TOCA Football Trains Olympians. Now It’s Launching a Soccer-Themed Entertainment Venue

Former professional soccer player Eddie Lewis started TOCA Football to help teams improve their game with training, but has big plans to remake the company into a sports entertainment force.

This summer, TOCA Football will open a soccer-themed entertainment and dining venue in London meant to mimic how Top Golf gamified golf for a broad audience.
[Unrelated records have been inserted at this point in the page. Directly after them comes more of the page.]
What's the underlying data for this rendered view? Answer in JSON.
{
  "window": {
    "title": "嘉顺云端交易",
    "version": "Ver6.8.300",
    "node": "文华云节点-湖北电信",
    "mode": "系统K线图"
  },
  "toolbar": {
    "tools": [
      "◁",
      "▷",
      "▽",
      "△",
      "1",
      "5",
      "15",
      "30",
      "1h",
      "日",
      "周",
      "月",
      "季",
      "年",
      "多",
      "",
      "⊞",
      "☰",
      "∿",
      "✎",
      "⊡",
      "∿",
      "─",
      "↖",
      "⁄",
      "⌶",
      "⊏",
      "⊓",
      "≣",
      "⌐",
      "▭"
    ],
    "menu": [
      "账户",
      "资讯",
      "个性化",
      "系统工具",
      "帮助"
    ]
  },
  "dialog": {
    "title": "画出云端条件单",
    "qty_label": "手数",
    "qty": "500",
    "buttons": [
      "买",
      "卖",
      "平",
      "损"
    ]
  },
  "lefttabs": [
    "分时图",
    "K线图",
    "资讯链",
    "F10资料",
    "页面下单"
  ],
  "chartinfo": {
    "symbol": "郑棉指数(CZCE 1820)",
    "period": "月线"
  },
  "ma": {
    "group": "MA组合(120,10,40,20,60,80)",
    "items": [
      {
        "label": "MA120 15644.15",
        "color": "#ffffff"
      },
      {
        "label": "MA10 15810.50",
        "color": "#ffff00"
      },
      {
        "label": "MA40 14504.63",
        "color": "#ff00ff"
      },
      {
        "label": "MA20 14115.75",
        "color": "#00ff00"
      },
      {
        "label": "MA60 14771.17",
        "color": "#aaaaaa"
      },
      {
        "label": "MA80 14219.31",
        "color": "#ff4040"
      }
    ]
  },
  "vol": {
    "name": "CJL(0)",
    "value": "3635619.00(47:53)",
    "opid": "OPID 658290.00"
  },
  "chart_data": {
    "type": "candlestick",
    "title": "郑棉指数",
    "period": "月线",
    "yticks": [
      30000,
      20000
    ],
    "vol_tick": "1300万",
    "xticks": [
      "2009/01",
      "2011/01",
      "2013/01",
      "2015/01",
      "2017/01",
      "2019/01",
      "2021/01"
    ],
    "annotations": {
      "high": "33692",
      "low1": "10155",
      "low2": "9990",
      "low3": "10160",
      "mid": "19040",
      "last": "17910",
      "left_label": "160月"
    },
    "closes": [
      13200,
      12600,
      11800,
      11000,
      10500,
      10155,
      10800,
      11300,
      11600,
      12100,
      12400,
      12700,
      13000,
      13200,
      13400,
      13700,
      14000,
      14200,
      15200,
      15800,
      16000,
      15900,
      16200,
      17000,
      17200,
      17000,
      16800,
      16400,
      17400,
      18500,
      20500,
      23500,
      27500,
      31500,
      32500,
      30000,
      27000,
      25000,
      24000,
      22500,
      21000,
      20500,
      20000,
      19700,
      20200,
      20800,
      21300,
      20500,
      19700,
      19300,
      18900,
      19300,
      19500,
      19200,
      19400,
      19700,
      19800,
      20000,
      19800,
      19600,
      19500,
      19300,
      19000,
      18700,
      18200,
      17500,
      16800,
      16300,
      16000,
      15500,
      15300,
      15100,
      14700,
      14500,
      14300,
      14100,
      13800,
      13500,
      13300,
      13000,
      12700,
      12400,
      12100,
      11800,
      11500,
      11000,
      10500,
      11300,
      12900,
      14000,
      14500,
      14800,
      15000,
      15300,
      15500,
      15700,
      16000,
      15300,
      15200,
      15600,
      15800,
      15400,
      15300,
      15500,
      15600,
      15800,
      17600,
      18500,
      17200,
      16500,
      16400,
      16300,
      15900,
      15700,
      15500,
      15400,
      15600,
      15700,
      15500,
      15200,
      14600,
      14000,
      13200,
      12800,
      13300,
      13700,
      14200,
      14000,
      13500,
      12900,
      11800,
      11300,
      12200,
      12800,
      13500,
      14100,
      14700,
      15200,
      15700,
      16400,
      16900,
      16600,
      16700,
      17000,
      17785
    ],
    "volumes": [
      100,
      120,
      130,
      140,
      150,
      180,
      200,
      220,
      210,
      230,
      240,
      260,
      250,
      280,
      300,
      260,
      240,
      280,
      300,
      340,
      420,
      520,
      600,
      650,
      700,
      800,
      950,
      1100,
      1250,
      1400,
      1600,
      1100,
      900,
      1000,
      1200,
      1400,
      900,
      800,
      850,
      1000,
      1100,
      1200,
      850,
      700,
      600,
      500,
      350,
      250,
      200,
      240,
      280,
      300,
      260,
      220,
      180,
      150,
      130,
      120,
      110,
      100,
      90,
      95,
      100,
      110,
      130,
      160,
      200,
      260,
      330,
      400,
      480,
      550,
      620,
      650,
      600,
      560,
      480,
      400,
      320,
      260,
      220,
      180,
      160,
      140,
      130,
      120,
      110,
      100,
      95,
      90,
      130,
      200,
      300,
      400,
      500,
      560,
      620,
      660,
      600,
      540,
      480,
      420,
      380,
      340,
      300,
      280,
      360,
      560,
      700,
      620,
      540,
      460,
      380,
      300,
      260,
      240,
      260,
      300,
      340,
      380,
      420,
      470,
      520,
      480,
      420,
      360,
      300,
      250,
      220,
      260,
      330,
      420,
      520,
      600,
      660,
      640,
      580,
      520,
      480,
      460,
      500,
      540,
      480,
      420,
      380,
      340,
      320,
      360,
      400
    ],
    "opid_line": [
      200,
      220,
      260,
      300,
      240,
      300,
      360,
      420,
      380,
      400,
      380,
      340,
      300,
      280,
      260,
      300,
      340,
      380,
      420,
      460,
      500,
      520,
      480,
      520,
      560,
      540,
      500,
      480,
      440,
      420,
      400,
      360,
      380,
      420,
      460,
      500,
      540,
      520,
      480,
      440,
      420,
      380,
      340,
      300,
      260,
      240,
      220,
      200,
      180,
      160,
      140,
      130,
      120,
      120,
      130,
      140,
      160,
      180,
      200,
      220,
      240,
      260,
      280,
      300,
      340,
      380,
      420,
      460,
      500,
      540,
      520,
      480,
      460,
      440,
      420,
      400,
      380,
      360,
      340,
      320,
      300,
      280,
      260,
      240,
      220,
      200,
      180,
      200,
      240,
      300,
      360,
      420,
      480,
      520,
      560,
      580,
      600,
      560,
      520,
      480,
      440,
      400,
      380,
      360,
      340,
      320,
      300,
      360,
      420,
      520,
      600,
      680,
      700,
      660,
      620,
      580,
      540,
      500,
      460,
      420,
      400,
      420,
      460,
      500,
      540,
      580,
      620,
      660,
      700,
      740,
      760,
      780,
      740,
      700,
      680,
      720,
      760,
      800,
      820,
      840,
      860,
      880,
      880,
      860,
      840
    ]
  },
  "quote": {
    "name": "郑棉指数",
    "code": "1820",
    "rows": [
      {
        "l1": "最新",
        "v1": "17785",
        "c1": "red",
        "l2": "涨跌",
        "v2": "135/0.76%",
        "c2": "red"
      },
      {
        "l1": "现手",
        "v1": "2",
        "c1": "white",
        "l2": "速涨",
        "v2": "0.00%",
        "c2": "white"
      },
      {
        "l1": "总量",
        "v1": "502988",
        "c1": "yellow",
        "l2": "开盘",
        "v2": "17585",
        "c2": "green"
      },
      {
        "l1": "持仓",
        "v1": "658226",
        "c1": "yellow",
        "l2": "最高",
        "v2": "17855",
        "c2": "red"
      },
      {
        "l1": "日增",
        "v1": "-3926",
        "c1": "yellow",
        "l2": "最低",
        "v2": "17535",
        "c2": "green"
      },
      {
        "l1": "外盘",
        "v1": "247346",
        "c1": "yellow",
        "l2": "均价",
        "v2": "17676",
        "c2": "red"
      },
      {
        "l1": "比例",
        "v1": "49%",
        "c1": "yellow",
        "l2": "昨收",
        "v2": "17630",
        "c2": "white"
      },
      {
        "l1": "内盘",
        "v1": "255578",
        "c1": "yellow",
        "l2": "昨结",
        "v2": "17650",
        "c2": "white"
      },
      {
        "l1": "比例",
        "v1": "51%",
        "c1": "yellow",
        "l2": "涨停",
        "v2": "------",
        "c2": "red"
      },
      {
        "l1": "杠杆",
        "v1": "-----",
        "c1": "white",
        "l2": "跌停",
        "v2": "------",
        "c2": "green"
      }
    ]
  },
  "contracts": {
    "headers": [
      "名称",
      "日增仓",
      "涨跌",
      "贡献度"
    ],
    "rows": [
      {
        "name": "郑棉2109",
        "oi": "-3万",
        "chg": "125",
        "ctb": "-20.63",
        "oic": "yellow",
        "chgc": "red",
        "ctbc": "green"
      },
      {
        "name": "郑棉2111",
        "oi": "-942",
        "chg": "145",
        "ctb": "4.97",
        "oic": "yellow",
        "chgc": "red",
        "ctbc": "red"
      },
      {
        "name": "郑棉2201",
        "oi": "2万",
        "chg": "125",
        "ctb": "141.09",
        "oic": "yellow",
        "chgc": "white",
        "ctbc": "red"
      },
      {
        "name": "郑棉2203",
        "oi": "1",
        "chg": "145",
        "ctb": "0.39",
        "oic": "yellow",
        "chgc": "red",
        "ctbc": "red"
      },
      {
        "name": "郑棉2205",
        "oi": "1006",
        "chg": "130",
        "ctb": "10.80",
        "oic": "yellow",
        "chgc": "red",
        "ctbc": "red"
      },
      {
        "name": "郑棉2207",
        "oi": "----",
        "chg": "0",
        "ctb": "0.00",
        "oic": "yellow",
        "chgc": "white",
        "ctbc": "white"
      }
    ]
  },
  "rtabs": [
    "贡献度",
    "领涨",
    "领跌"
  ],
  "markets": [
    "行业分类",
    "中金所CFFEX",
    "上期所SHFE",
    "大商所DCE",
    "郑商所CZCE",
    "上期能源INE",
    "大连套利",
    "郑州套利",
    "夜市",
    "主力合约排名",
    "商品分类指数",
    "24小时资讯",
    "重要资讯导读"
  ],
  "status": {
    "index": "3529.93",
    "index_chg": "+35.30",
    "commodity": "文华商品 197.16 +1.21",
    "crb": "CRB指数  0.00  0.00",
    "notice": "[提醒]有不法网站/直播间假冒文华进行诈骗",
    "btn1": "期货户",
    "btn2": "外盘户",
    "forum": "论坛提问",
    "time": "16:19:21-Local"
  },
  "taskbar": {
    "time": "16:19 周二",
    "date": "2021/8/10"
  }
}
The sprawling 30,000-square-foot location will offer cocktails alongside soccer-inspired immersive games, where groups can ward off zombies that appear on a 20-foot projector by kicking balls.

The move pushes the Costa Mesa training company that already has 14 indoor soccer training centers hosting youth and adult leagues deeper into the entertainment space.

“We think of ourselves as sports-slash-entertainment,” said TOCA CEO Yoshi Maruyama, a former executive at DreamWorks, where he headed their global location-based entertainment efforts.

The company announced a $40 million Series E raise on Tuesday that will help fuel those ambitions. The raise brings its total funding over $105 million. The funding round was led by returning investors WestRiver Group, RNS TOCA Partners LLC and D2 Futbol Investors, and a set of new investors that includes Jared Smith, the co-founder of Qualtrics.

Courtesy TOCA Football

Maruyama said the company is planning to double their footprint over the next year and eventually erect 300 training locations in North America and over 100 so-called “TOCA Social” locations like the one set to open in London around the globe. The co-chairman of TOCA is the Top Golf executive chairman Erik Anderson.

“We intend to be ubiquitous, we intend to be omnipresent in virtually every market throughout North America,” he said. “We will be known as the de facto training center for soccer in North America.”

Founded in 2014, TOCA offers soccer players at all levels training that uses technology, including tools that measure the speed and velocity of their kicks and machines that replicate in-game conditions.

The technology is based on techniques Lewis came up with in college, which he credits with helping him succeed over his 14-year professional career.

The U.S. Women’s National Team trains with TOCA technology and two-time Olympic gold medalist Abby Wambach joined TOCA’s board of directors in 2020, Lewis added.

“What we’ve done is really sort of distilled down all of the most important technical elements of the game, and recreated an environment that allows you to train all of those different elements,” he said.